Data records for software interfaces
━━━━━━━━━━
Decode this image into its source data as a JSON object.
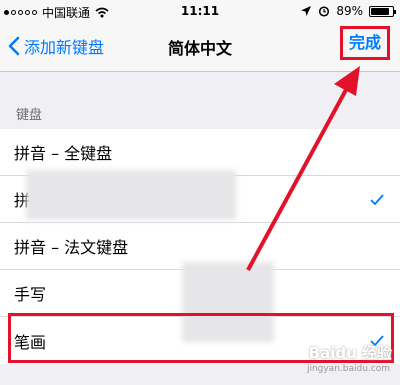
{
  "status_bar": {
    "carrier": "中国联通",
    "time": "11:11",
    "battery": "89%",
    "battery_level": 0.89,
    "signal_bars": 1
  },
  "nav": {
    "back_label": "添加新键盘",
    "title": "简体中文",
    "done_label": "完成"
  },
  "section_header": "键盘",
  "rows": [
    {
      "label": "拼音 – 全键盘",
      "checked": false
    },
    {
      "label": "拼",
      "checked": true
    },
    {
      "label": "拼音 – 法文键盘",
      "checked": false
    },
    {
      "label": "手写",
      "checked": false
    },
    {
      "label": "笔画",
      "checked": true
    }
  ],
  "watermark": {
    "text": "Baidu 经验",
    "url": "jingyan.baidu.com"
  },
  "colors": {
    "accent": "#007aff",
    "annotation": "#e3122a",
    "background": "#efeff4"
  }
}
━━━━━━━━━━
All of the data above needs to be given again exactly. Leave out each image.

Decode this image into its source data as a JSON object.
{
  "status_bar": {
    "carrier": "中国联通",
    "time": "11:11",
    "battery": "89%",
    "battery_level": 0.89,
    "signal_bars": 1
  },
  "nav": {
    "back_label": "添加新键盘",
    "title": "简体中文",
    "done_label": "完成"
  },
  "section_header": "键盘",
  "rows": [
    {
      "label": "拼音 – 全键盘",
      "checked": false
    },
    {
      "label": "拼",
      "checked": true
    },
    {
      "label": "拼音 – 法文键盘",
      "checked": false
    },
    {
      "label": "手写",
      "checked": false
    },
    {
      "label": "笔画",
      "checked": true
    }
  ],
  "watermark": {
    "text": "Baidu 经验",
    "url": "jingyan.baidu.com"
  },
  "colors": {
    "accent": "#007aff",
    "annotation": "#e3122a",
    "background": "#efeff4"
  }
}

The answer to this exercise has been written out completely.